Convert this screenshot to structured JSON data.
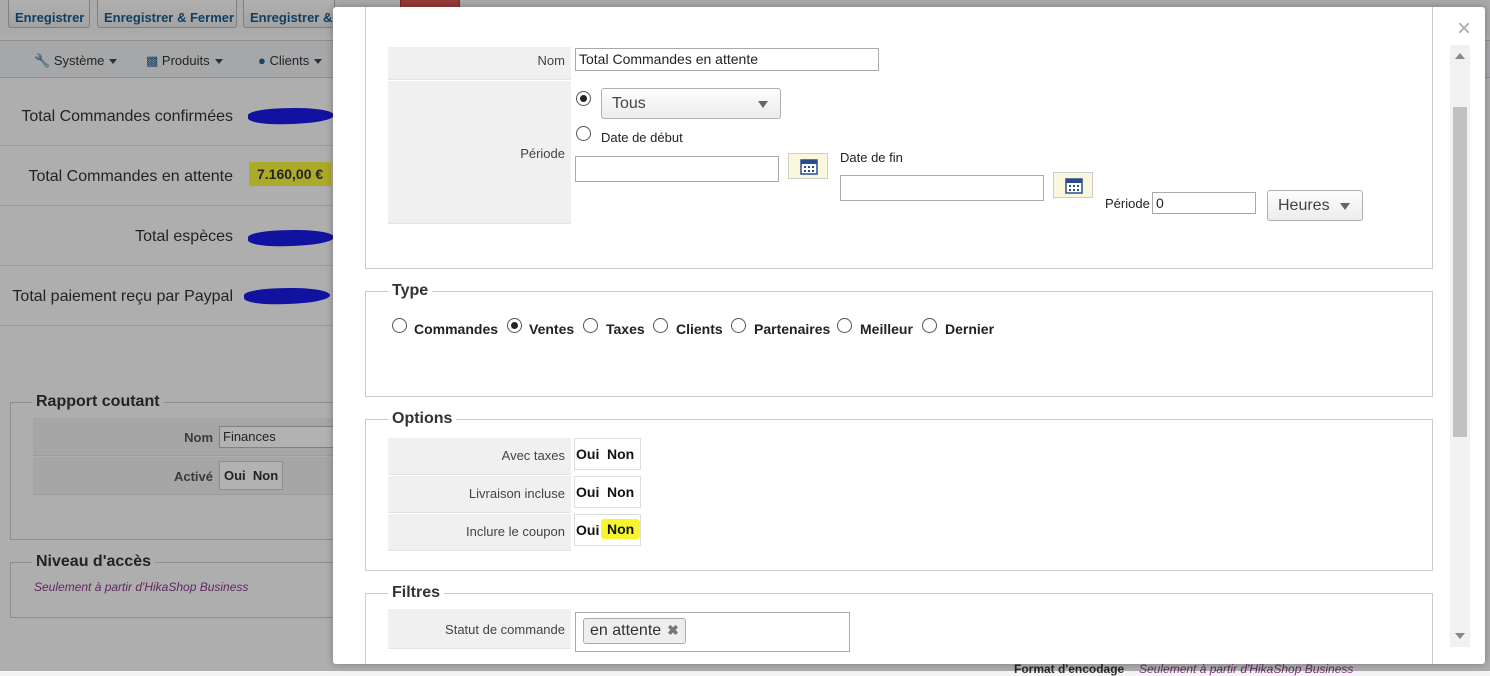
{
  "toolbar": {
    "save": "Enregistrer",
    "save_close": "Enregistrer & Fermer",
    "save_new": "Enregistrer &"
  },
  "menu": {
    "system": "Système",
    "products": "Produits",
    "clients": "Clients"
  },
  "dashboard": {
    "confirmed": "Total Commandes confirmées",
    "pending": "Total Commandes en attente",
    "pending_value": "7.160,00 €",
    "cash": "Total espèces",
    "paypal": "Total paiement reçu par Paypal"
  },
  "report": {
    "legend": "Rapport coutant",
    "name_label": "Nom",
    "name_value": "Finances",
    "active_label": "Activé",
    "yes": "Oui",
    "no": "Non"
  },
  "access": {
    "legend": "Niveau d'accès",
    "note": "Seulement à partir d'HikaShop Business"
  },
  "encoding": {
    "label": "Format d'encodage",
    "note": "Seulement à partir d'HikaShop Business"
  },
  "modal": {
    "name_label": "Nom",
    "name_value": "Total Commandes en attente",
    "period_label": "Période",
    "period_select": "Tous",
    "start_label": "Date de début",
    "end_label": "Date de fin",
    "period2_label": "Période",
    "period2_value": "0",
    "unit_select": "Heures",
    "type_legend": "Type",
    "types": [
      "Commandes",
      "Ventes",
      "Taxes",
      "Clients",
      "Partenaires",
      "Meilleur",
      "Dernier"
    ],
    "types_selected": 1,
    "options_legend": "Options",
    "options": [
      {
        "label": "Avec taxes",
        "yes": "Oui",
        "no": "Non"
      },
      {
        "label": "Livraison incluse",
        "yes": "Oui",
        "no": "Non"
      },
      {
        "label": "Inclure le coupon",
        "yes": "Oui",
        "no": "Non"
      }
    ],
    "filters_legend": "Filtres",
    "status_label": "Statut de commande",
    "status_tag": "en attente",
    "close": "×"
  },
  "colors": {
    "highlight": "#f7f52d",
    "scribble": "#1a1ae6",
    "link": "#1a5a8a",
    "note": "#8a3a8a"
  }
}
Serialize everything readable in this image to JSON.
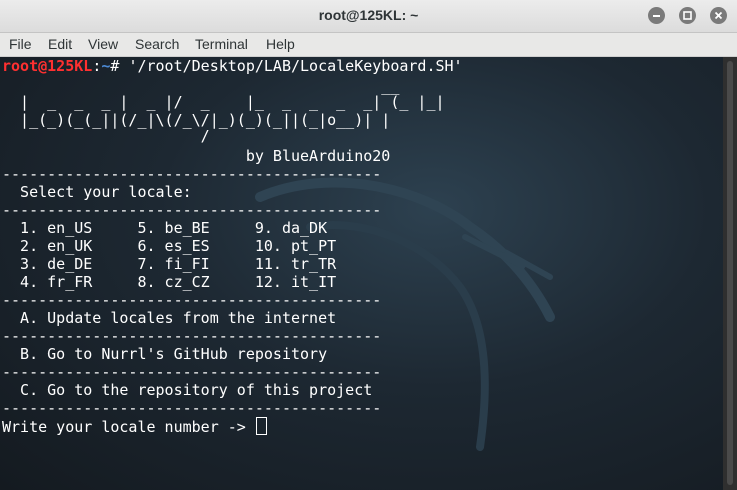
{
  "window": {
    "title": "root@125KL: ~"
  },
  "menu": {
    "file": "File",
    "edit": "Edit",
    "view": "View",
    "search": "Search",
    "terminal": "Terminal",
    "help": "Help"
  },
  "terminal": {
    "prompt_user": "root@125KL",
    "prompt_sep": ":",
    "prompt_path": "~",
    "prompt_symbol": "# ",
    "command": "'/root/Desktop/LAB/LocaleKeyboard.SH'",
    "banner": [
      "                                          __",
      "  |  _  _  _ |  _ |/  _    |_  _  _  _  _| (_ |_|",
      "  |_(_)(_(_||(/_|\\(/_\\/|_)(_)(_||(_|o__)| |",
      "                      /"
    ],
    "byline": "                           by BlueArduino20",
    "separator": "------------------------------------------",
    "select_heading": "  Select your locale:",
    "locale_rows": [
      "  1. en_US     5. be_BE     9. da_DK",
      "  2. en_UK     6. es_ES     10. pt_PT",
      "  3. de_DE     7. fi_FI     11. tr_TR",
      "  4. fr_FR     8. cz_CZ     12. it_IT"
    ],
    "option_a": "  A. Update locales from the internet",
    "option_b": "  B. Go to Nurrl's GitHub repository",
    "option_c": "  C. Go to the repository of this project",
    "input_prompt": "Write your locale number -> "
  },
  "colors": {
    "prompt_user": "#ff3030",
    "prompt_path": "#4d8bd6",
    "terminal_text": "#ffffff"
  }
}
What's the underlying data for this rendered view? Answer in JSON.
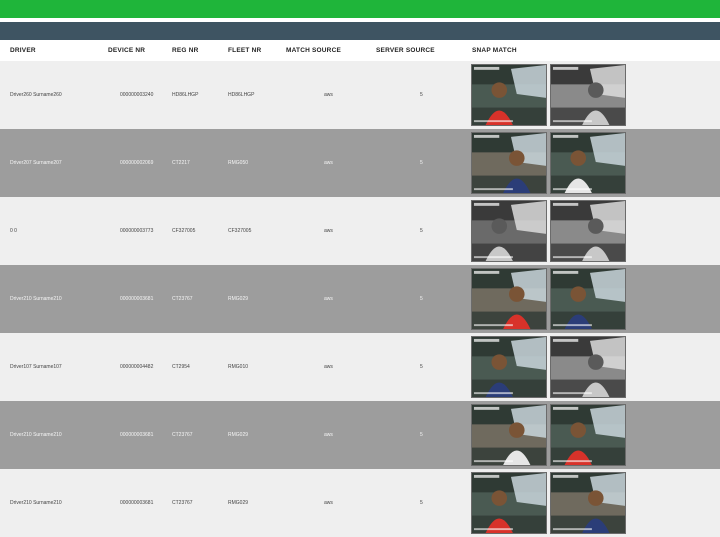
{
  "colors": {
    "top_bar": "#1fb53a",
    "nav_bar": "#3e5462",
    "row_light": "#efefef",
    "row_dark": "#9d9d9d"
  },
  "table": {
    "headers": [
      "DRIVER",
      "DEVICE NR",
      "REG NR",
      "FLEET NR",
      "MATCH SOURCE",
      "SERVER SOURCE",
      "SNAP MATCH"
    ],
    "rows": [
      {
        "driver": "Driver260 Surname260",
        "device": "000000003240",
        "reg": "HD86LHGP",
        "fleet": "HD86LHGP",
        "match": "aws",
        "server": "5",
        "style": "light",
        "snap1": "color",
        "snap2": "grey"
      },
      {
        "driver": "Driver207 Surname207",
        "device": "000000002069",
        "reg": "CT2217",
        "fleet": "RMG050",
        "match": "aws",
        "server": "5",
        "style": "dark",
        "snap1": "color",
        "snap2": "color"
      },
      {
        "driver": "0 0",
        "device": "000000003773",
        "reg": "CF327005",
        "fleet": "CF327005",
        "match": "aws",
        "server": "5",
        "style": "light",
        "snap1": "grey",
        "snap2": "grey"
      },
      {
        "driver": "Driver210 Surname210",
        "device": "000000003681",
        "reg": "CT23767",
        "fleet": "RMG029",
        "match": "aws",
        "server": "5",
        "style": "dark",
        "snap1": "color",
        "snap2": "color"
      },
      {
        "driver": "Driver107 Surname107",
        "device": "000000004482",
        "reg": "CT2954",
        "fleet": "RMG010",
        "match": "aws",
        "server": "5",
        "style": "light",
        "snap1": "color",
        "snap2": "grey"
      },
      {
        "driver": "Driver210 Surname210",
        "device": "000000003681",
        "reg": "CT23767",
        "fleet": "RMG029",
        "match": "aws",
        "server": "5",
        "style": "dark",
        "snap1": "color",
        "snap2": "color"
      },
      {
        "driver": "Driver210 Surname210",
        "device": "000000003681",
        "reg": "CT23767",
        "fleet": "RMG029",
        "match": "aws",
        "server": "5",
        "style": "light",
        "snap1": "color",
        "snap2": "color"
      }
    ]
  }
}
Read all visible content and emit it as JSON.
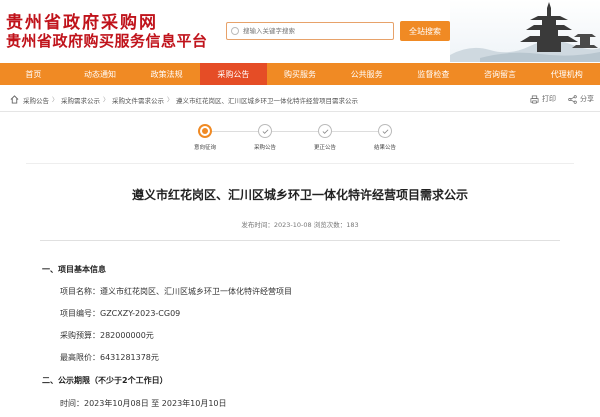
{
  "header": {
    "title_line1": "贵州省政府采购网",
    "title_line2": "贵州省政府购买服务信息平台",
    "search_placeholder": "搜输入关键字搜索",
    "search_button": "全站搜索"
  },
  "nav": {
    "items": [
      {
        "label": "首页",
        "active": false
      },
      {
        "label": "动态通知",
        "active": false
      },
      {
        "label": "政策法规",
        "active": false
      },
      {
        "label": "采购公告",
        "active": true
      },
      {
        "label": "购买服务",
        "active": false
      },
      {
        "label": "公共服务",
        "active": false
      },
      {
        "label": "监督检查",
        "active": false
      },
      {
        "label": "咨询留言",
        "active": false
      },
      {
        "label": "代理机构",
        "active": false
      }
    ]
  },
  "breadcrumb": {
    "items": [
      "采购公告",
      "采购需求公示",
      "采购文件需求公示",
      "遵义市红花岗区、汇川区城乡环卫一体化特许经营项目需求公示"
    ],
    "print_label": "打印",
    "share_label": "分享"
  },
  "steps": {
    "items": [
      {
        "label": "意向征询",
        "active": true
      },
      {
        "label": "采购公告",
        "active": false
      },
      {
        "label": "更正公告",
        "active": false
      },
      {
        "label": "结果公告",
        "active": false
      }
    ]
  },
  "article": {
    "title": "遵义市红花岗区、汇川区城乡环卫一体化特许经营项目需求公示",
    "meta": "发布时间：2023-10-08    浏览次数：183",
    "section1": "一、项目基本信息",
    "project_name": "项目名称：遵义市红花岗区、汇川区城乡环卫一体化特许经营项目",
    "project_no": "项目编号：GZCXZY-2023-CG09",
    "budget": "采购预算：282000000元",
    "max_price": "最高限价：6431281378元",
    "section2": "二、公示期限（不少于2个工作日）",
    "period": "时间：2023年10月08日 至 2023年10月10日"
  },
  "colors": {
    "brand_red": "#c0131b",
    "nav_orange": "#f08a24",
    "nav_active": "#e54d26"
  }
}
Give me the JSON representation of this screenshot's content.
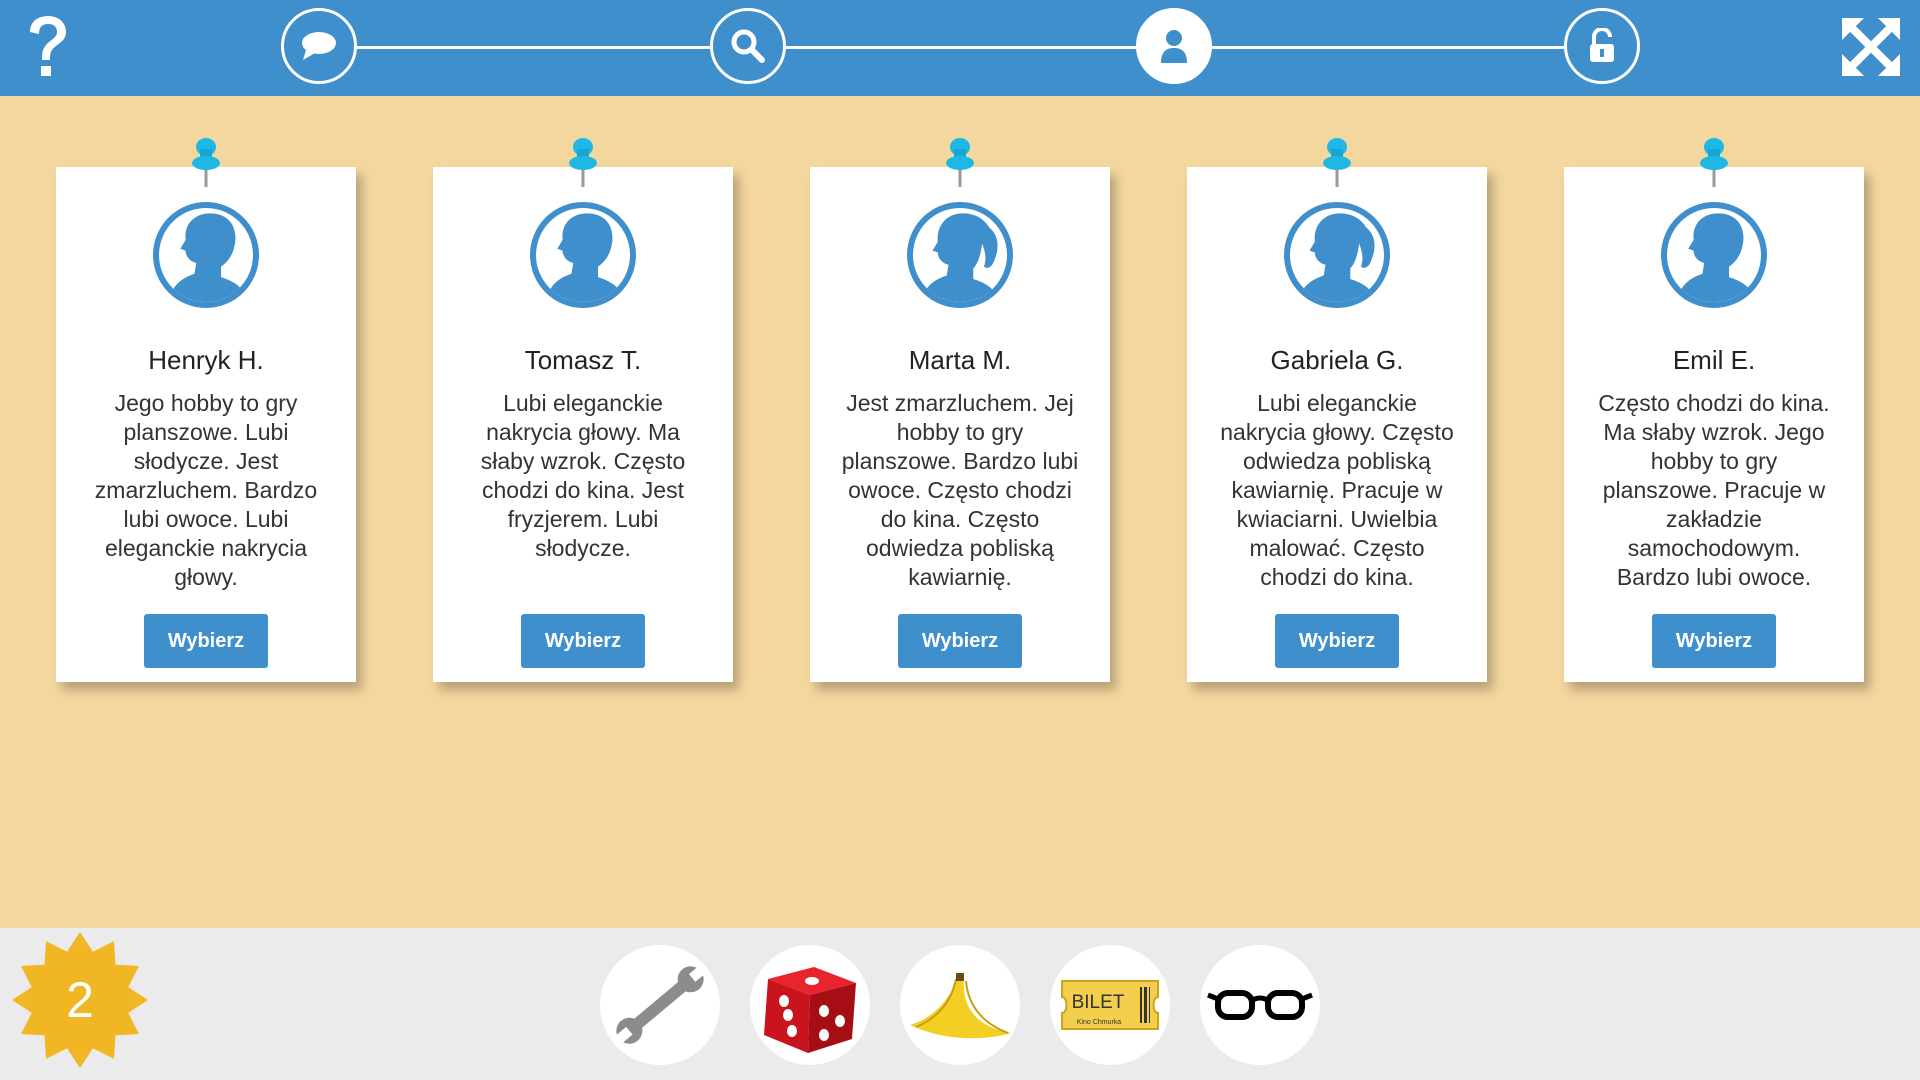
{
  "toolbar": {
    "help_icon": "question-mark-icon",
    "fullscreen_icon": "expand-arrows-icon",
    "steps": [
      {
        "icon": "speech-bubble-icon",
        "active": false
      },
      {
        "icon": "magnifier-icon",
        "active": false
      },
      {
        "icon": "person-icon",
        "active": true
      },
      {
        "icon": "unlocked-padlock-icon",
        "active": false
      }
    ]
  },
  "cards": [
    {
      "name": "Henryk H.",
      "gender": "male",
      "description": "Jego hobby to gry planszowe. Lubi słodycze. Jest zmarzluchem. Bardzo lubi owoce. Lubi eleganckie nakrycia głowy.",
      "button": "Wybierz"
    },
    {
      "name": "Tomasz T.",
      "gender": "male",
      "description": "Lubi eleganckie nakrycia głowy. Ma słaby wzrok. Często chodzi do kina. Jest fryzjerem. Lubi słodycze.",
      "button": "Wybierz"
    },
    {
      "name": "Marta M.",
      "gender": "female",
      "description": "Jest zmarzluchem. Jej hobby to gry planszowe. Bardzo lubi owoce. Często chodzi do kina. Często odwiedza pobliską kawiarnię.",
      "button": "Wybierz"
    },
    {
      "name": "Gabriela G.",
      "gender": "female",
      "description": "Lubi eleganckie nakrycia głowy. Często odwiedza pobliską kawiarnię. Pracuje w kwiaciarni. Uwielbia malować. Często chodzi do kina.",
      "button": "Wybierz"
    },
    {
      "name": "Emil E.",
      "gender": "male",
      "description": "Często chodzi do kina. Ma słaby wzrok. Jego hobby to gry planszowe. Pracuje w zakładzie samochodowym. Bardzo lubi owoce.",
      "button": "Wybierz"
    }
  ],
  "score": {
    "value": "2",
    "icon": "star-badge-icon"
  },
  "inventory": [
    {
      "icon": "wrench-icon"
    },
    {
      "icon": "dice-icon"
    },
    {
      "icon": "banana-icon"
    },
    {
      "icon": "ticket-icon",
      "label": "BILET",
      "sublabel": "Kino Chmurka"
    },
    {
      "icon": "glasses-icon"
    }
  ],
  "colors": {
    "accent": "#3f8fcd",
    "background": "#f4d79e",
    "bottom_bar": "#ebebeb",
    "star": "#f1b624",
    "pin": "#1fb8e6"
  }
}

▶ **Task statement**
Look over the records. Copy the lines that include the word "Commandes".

▶ **Solution to the problem**
    "confirmed": "Total Commandes confirmées",
    "pending": "Total Commandes en attente",
    "name_value": "Total Commandes en attente",
      "Commandes",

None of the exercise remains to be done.